As rich countries open up and start vaccinating less vulnerable young people, poor countries struggle to get vaccines. In Africa and elsewhere, such as Haiti, health authorities have barely begun mass deployments.
Globally, wealthy countries have administered about half of the total COVID-19 vaccine doses, compared to just 0.4% in low-income countries, according to WHO figures last month, revealing a glaring inequality in vaccines.
The gap could widen further as some governments order millions of booster doses to deal with a spike in cases linked to the highly contagious Delta variant, before others receive supplies for health workers and other high risk groups.
“Global failure to equitably share vaccines is fueling the pandemic,” WHO spokesperson Tarik Jasarevic said.

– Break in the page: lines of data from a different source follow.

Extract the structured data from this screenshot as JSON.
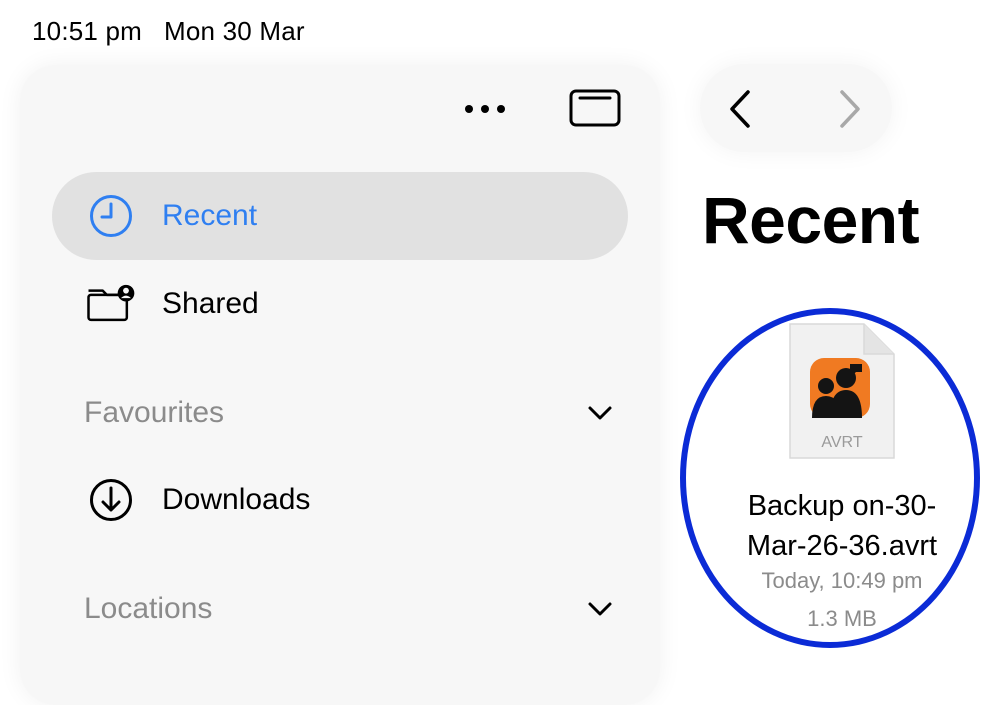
{
  "status_bar": {
    "time": "10:51 pm",
    "date": "Mon 30 Mar"
  },
  "sidebar": {
    "more_icon": "ellipsis-icon",
    "toggle_icon": "sidebar-toggle-icon",
    "items": [
      {
        "label": "Recent",
        "icon": "clock-icon",
        "selected": true
      },
      {
        "label": "Shared",
        "icon": "shared-folder-icon",
        "selected": false
      }
    ],
    "sections": [
      {
        "label": "Favourites",
        "items": [
          {
            "label": "Downloads",
            "icon": "download-icon"
          }
        ]
      },
      {
        "label": "Locations"
      }
    ],
    "accent_color": "#2f7ff1"
  },
  "navigation": {
    "back_icon": "chevron-left-icon",
    "forward_icon": "chevron-right-icon"
  },
  "main": {
    "title": "Recent",
    "files": [
      {
        "name": "Backup on-30-Mar-26-36.avrt",
        "name_line1": "Backup on-30-",
        "name_line2": "Mar-26-36.avrt",
        "modified": "Today, 10:49 pm",
        "size": "1.3 MB",
        "type_label": "AVRT",
        "icon": "avrt-file-icon"
      }
    ]
  },
  "highlight_color": "#0b2bd6"
}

“Vaccines are effective against serious diseases caused by variants, but variants will continue to thrive if the inequitable deployment of vaccines around the world is not addressed,” he said.
In Haiti, where the first batch of 500,000 doses finally arrived last week thanks to the international COVAX program, Dr Wilnick Richard said getting the vaccine would be a relief for health workers battling the country’s first serious outbreak.
“I’m worried about being infected and for my wife because she’s pregnant,” said Richard, 36, chief medical officer of Care 2 Communities, a social enterprise that runs rural health clinics in the country. Caribbean.
“If I could get the vaccine, that would be wonderful,” he added.
While lack of vaccines has been the biggest obstacle to mass immunizations in Africa, Burundi, Tanzania and Eritrea have been outliers – rejecting WHO advice to join COVAX on the grounds that they have cases under control. Tanzania has since changed course.
Eritrea has recorded around 30 coronavirus deaths, while Burundi has reported eight, according to the WHO.
In the United States, an Eritrean-founded think tank launched a campaign called #AllowCOVAXforEritrea to pressure the government to change course and seek vaccines.
“When you talk to your family and friends at home, people worry about the virus but they are too afraid to say anything about the vaccine demand,” said cardiologist Habteab Feseha, a member of the ‘Eritrean Research Institute for Policy & Strategy (ERIPS).
“If no vaccine is safe, many innocent people will needlessly die,” he said by phone from Arizona.
Government officials did not respond to a request for comment.
North Korea received COVAX approval for around 2 million doses, but then rejected planned shipments of AstraZeneca’s vaccine over concerns about side effects, a South Korean think tank said earlier. this month.
Victor Cha, senior vice president of the Center for Strategic and International Studies (CSIS), a US-based think tank, said the anti-virus restrictions were taking a heavy toll on the reclusive nation.
“The country appears to have been able to avoid such an epidemic by completely closing its borders to all contact with the outside world, even more than is typical for the isolated regime,” said Cha, president of CSIS Korea.
“But it has come at a great cost – the economy is skyrocketing, commodity prices are rising and food shortages are expected,” he added.
Economic concerns could potentially influence public opinion in Tanzania, lagging behind vaccines in East Africa, which only recently recognized the risk of COVID-19 after the death of former President John Magufuli – a coronavirus skeptic – in March.
His successor, Samia Suluhu Hassan, applied to join COVAX and pledged $ 470 million to buy vaccines and boost the economy.
The tropical island of Zanzibar has seen the number of tourists decline as local residents struggle to make a living.
And while mistrust of vaccines is rampant and the wearing of masks is rare, some islanders have said vaccination may be the only way to revive the crucial tourism economy.
“If the whole world is vaccinated, then we should do it too,” said Mohammed Okala, environmentalist and tourist guide. “Without the vaccine, we will have fewer tourists visiting and we will suffer.”
(Reporting by Anastasia Moloney and Nita Bhalla with additional reporting from Kim Harrisberg in Johannesburg and a correspondent in Bujumbura; edited by Helen Popper. Please credit the Thomson Reuters Foundation, the charitable arm of Thomson Reuters, which covers the life of people around the world who are struggling to live freely or fairly. Visit http://news.trust.org)